*** EXTRACTED MATERIAL ***

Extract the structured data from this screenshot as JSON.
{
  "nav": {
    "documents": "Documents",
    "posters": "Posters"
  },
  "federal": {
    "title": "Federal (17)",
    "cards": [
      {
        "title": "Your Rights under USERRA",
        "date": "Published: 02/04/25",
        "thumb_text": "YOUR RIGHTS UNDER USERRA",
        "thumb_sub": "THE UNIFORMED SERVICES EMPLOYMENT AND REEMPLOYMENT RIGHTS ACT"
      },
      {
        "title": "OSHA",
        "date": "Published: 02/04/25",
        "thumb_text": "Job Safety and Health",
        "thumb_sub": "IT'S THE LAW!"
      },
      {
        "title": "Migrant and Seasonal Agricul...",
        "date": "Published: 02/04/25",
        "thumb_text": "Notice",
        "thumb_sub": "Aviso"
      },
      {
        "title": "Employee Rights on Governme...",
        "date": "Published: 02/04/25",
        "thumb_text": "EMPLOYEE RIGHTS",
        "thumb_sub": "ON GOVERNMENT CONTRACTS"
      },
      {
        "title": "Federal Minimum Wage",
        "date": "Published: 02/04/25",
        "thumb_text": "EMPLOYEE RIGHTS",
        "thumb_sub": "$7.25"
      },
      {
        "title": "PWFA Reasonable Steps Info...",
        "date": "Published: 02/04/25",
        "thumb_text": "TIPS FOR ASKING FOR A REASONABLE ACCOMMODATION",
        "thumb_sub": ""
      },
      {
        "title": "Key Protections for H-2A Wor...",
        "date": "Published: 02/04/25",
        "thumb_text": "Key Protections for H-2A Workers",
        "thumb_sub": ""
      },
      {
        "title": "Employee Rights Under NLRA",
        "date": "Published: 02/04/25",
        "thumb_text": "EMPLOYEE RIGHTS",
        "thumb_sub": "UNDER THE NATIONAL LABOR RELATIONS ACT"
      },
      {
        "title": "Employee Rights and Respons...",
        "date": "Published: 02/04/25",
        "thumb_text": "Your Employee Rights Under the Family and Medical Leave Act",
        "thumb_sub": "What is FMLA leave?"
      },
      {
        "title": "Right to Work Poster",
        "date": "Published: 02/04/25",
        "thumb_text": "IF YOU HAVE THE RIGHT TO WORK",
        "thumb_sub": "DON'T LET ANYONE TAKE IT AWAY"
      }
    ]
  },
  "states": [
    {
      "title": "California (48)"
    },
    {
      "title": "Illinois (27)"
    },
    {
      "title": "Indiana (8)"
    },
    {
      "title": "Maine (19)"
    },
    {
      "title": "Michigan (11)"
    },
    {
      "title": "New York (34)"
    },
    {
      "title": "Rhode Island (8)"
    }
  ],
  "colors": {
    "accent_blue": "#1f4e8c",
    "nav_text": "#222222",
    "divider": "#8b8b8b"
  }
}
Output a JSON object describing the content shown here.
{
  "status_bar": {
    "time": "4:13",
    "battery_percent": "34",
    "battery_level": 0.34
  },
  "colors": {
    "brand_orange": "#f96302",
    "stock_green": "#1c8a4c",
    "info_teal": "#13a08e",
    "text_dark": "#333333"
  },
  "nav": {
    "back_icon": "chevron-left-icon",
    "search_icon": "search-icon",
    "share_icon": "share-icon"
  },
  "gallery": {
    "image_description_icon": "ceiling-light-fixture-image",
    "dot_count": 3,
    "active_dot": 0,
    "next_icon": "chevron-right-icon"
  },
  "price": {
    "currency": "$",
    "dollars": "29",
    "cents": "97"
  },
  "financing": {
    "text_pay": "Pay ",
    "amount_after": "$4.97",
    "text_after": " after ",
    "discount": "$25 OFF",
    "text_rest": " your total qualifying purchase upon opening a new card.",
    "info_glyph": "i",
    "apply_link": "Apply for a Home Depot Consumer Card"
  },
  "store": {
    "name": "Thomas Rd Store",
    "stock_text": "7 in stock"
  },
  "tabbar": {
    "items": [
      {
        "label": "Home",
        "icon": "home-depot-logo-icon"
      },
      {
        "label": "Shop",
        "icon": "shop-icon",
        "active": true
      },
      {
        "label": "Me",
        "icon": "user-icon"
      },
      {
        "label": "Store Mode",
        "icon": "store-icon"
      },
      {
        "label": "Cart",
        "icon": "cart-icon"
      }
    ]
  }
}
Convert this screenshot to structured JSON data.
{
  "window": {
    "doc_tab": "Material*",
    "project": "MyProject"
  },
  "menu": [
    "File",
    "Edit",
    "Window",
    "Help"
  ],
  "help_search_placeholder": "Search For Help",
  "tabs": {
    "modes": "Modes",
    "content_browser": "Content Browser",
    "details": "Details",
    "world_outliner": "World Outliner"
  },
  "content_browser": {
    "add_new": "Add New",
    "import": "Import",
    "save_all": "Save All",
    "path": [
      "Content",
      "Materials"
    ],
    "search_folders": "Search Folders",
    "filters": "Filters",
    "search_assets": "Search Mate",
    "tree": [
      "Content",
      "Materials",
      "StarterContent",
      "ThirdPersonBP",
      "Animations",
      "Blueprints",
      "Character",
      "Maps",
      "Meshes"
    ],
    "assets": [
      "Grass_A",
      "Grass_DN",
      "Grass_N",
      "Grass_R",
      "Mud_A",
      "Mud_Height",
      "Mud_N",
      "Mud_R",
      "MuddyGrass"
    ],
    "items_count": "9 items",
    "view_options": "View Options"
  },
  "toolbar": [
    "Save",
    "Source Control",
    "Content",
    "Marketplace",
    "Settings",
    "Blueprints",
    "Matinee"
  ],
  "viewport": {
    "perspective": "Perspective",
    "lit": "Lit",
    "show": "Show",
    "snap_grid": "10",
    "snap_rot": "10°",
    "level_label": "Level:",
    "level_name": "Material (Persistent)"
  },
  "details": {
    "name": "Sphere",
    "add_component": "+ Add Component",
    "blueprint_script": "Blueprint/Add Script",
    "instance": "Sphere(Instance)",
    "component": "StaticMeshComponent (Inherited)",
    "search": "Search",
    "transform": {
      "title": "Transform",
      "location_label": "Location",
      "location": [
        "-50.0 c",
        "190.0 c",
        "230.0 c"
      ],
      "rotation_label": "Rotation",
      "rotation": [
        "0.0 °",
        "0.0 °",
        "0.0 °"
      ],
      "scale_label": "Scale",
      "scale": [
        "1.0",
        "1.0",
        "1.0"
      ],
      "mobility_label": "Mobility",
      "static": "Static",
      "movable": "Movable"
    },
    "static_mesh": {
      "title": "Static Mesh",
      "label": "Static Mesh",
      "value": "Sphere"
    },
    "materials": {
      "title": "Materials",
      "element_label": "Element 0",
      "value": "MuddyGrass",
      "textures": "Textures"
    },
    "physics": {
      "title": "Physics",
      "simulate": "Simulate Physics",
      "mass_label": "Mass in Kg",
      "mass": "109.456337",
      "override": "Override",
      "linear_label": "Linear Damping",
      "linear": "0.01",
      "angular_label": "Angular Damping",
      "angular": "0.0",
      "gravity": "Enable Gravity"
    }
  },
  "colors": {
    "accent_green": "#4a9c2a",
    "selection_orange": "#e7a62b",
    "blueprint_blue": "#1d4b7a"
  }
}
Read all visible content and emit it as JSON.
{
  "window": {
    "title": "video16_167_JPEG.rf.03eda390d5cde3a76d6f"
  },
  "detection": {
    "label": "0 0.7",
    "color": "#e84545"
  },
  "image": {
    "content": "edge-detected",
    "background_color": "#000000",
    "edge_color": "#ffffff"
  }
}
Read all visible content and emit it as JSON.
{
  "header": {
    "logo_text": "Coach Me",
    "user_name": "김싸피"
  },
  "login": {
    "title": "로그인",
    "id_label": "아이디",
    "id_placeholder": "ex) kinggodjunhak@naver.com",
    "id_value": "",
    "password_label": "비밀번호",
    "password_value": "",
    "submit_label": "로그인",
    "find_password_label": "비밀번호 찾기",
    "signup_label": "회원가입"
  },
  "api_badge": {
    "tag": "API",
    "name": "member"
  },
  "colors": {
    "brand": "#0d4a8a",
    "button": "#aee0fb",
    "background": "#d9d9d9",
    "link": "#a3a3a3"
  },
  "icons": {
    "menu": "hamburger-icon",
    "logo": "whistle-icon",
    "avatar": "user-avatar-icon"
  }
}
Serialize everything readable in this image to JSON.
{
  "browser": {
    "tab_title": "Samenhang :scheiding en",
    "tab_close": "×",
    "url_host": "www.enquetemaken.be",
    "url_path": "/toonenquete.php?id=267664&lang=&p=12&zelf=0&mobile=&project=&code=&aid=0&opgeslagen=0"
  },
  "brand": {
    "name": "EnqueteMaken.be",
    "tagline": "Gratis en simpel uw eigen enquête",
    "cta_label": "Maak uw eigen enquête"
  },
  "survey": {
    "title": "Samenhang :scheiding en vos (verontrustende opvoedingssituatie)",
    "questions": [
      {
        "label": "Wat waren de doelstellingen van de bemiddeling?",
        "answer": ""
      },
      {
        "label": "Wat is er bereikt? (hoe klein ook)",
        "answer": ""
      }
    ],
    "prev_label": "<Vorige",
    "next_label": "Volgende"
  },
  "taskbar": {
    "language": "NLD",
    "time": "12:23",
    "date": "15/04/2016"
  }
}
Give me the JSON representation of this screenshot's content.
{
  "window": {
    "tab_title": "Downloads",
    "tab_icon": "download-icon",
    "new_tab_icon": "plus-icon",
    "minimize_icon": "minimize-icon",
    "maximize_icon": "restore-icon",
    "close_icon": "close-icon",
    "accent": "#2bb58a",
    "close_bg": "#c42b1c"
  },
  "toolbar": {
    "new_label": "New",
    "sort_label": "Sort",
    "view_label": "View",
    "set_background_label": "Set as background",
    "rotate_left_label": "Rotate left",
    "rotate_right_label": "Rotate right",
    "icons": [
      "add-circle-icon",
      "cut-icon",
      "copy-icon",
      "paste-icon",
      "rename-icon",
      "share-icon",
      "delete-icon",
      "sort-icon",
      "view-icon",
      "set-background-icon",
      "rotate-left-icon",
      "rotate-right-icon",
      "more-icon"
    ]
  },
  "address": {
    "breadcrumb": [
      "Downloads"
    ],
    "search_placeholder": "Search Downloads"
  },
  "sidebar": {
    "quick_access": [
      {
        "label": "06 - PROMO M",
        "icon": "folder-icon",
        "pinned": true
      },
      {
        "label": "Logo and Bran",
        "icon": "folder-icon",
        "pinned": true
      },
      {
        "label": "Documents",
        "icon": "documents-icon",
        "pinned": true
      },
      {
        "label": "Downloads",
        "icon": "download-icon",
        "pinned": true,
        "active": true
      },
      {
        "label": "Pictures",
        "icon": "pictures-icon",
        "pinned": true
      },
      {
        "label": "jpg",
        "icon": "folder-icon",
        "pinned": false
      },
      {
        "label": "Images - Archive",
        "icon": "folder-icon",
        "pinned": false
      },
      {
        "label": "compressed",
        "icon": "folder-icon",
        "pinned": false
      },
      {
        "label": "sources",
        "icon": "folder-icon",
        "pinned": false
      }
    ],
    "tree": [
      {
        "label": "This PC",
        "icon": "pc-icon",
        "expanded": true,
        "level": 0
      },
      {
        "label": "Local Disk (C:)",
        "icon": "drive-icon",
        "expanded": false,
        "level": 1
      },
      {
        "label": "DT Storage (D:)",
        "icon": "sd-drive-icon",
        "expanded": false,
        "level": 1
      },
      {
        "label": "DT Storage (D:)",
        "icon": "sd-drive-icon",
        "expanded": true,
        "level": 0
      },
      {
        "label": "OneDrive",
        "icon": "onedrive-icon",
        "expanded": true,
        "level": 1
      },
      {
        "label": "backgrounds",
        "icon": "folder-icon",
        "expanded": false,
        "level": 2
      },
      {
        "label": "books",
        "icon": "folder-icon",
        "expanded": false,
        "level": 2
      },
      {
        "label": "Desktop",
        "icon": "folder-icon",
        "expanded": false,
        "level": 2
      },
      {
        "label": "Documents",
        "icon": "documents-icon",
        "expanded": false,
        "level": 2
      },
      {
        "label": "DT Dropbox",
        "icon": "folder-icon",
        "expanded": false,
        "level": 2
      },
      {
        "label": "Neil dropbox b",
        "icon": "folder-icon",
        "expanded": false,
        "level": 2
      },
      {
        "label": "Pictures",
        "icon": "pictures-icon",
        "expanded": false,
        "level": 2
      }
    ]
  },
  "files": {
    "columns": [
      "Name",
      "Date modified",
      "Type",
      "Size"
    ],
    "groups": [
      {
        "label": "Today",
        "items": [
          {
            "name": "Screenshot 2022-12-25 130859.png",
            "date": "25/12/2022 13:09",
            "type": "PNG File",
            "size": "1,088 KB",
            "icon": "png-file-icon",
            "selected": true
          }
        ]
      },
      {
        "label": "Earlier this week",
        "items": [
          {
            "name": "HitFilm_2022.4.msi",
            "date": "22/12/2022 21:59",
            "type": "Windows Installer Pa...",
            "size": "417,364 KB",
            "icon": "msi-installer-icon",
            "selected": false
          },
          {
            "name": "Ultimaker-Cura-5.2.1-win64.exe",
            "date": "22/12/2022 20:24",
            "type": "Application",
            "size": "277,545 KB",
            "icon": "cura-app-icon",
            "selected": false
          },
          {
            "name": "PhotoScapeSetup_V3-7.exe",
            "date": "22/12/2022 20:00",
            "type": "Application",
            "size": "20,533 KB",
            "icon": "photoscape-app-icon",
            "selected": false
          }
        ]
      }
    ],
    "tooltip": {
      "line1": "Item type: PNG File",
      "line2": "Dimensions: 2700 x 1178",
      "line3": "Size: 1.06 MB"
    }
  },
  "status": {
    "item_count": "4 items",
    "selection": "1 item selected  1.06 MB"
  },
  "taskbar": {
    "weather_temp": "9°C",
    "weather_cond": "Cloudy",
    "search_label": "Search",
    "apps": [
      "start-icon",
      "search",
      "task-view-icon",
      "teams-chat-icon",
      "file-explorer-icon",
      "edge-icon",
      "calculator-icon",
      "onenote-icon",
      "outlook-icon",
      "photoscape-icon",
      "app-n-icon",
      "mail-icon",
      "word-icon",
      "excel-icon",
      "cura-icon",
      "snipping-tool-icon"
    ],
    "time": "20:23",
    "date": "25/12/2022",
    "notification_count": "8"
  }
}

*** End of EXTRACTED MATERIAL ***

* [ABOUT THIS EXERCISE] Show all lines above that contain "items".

* [SOLUTION BELOW]
    "items": [
    "items_count": "9 items",
        "items": [
        "items": [
    "item_count": "4 items",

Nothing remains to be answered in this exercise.